> **Data shown**:
§
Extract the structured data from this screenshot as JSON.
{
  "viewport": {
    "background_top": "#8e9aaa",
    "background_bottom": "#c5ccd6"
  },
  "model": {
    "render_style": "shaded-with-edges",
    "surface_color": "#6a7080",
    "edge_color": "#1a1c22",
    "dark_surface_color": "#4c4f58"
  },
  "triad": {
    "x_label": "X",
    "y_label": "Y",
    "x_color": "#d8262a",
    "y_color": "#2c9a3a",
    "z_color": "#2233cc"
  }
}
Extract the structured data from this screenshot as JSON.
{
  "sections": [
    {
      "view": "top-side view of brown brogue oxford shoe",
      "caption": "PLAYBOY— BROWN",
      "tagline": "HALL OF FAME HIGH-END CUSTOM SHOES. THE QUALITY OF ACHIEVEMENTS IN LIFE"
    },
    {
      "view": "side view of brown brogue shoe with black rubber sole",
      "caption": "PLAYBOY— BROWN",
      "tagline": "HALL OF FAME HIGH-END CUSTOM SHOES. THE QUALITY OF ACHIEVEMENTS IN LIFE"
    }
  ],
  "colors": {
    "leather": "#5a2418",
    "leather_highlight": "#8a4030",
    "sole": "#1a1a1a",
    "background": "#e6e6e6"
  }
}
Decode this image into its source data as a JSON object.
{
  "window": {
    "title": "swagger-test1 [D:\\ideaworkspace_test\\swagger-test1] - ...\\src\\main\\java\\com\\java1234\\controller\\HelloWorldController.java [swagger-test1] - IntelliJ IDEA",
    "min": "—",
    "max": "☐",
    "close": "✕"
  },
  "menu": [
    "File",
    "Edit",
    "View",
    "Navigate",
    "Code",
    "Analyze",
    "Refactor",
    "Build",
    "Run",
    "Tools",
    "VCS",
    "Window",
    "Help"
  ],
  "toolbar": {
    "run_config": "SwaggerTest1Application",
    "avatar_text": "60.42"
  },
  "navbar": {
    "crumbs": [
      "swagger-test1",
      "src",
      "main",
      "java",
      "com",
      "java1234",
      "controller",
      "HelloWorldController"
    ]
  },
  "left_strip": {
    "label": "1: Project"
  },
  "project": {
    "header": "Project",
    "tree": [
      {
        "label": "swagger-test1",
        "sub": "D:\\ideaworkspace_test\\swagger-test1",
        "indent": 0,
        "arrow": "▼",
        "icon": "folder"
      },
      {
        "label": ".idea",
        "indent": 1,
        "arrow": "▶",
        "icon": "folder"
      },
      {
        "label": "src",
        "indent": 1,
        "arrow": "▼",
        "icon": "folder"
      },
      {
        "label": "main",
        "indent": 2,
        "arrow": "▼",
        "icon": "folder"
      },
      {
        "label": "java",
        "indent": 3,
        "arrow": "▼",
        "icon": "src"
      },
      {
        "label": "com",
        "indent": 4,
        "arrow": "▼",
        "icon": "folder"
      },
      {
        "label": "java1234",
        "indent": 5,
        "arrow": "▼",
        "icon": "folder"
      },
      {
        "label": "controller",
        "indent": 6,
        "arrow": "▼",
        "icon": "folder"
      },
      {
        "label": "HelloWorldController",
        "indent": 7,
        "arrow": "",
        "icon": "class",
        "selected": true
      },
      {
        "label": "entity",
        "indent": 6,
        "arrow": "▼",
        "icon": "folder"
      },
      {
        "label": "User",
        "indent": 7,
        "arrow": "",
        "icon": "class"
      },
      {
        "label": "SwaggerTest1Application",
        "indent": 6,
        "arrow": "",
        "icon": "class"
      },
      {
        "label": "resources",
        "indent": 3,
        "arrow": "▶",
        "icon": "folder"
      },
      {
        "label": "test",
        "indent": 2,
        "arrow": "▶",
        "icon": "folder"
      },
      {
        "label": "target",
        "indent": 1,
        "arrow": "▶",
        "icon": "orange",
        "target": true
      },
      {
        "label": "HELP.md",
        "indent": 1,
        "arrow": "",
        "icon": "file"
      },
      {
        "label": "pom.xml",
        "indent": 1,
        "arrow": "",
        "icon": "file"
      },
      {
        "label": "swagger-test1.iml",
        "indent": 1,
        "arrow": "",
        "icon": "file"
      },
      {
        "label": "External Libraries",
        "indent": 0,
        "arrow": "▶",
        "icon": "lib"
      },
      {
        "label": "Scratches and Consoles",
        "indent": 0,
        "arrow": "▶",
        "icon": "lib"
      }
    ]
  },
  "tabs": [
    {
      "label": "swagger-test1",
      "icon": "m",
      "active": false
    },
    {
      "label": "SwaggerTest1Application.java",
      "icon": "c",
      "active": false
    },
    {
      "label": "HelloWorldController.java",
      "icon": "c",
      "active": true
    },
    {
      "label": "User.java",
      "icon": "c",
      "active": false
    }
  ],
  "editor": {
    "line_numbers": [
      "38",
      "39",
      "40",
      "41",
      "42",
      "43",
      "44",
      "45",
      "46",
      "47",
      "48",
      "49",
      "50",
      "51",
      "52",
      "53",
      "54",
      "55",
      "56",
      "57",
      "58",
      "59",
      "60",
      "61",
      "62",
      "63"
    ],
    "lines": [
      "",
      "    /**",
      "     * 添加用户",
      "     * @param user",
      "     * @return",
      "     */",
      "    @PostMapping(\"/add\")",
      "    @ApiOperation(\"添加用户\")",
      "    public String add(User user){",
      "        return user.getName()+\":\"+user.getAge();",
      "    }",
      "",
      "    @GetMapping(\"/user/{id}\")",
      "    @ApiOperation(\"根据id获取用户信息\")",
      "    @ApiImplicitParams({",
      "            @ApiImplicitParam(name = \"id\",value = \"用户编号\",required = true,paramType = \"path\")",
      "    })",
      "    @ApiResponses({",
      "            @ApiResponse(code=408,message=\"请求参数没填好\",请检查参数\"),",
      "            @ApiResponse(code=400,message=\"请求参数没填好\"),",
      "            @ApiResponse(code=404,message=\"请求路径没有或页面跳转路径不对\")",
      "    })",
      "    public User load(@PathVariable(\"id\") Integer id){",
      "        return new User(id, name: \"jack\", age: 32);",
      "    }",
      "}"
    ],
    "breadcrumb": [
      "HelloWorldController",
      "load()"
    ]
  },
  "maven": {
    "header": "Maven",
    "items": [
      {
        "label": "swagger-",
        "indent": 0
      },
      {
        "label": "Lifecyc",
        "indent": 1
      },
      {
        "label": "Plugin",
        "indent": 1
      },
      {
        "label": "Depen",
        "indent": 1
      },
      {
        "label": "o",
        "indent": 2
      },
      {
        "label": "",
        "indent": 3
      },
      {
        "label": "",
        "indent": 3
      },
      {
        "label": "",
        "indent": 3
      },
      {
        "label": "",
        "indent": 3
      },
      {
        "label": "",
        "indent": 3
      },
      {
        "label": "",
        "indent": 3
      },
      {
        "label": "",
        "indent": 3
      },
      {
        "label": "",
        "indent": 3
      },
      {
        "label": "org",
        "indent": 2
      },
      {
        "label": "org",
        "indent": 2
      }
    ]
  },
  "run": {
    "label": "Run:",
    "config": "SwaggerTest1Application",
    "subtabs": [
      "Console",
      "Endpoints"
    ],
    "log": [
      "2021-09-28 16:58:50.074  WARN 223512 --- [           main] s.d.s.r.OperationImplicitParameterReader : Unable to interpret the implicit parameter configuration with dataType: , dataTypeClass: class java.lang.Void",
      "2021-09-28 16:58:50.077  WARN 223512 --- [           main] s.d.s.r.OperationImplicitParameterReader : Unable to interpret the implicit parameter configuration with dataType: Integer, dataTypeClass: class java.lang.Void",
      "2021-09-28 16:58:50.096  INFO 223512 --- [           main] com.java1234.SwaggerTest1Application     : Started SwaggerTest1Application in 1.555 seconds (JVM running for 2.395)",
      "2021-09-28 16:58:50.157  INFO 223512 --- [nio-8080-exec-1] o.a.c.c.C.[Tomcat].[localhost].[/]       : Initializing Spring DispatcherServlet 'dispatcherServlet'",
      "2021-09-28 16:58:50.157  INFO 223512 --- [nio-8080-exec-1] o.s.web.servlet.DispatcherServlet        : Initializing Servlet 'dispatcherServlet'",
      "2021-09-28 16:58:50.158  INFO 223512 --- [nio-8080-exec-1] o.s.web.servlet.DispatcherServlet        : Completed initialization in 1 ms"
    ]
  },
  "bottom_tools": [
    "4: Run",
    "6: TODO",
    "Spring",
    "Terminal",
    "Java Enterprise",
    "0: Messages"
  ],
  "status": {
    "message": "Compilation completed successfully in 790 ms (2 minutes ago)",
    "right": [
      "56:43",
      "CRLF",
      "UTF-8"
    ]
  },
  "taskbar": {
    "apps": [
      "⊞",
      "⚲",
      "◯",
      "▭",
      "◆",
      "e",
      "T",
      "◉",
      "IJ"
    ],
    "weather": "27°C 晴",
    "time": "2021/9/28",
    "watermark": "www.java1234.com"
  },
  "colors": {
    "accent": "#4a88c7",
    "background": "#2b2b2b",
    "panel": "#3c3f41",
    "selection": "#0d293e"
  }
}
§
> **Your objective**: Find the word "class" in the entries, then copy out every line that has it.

> **Output of the exercise**:
        "icon": "class",
        "icon": "class"
        "icon": "class"
      "2021-09-28 16:58:50.074  WARN 223512 --- [           main] s.d.s.r.OperationImplicitParameterReader : Unable to interpret the implicit parameter configuration with dataType: , dataTypeClass: class java.lang.Void",
      "2021-09-28 16:58:50.077  WARN 223512 --- [           main] s.d.s.r.OperationImplicitParameterReader : Unable to interpret the implicit parameter configuration with dataType: Integer, dataTypeClass: class java.lang.Void",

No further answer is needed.